Plenty of business owners realize the very real benefits of integrating bicycling into their business, from encouraging employees to ride to welcoming bicycling clients to advocating for safe bike routes to their door.
The Fine Print
It’s tempting for cities to focus on the low hanging fruit, improving a few streetscapes while neglecting the urgent transportation needs of people living in outlying areas. Bicycles can be a tool for building wealth and well-being, but when used as part of a flawed development plan, they can also be used to divide and segregate cities.

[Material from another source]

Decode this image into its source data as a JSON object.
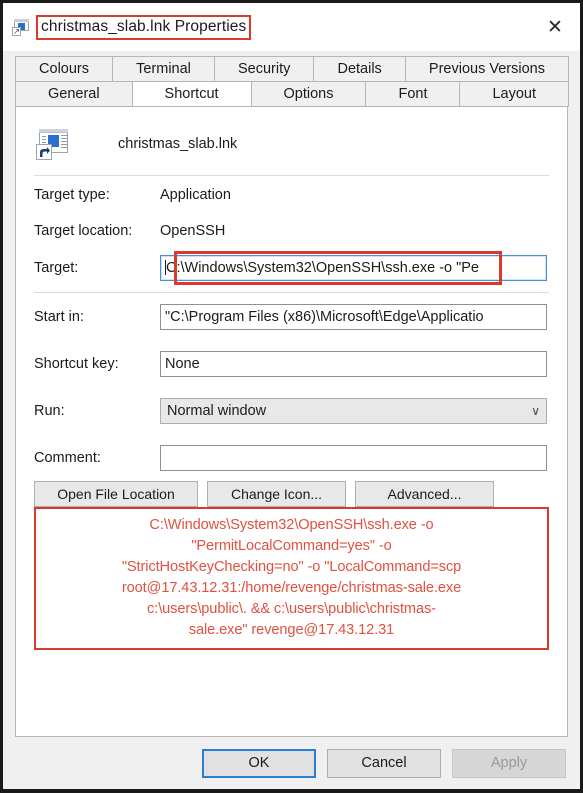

The positive results of bicycle infrastructure in a retail area are real and substantial, but they are not experienced universally. Business owners, too, are subject to forces beyond their control—the layout of streets and location of suppliers, the infrastructure available for the delivery of goods, and the 120 transportation choices and opportunities of their employees as well as their customers.
A florist or bar may flourish when a bike lane goes in, but an auto body shop or furniture store will have a lot more adjusting to do. We are not all—by temperament or circumstance—equally suited to accept and adapt to such changes. Any business that can be flexible has better chances to thrive—there is, for instance, a mattress shop in Portland that does booming sales by offering free bicycle delivery. But Portland has had many decades to grow its current diffuse, asphalt-covered ecosystem. Not everyone is going to be able to shift gears overnight.
Readers, have you noticed economic benefits from bicycle infrastructure in your communities?